YOUR TASK: Could you copy every line in the listing below that has the word "tweet"?
Segment Open
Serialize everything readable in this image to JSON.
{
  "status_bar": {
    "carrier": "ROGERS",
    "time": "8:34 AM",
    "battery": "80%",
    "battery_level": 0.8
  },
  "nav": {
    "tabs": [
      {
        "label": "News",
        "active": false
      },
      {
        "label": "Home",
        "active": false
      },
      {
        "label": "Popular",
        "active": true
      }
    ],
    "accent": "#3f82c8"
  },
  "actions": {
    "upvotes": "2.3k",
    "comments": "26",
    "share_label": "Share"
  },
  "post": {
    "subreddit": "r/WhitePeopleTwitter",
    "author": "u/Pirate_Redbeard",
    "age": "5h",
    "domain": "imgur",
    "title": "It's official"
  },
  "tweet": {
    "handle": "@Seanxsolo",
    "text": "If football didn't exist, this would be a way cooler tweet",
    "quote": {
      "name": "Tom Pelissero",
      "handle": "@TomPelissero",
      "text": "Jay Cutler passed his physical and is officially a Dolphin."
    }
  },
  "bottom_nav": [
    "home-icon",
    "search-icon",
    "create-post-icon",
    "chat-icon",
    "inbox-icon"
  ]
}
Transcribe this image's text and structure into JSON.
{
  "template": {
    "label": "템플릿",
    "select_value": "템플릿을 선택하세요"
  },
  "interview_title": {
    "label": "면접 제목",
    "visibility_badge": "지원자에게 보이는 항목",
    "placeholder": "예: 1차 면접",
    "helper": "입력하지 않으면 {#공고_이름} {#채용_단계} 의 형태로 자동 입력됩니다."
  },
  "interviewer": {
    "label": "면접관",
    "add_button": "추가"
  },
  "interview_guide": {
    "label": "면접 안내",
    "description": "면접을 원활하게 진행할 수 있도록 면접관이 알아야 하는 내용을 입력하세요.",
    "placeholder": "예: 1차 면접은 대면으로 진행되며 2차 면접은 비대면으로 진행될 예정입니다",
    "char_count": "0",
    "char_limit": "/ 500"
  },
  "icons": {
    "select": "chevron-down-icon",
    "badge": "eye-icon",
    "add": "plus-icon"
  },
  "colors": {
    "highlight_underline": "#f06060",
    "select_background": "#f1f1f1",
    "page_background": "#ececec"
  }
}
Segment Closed
RESPONSE TO THE EXERCISE:
  "tweet": {
    "text": "If football didn't exist, this would be a way cooler tweet",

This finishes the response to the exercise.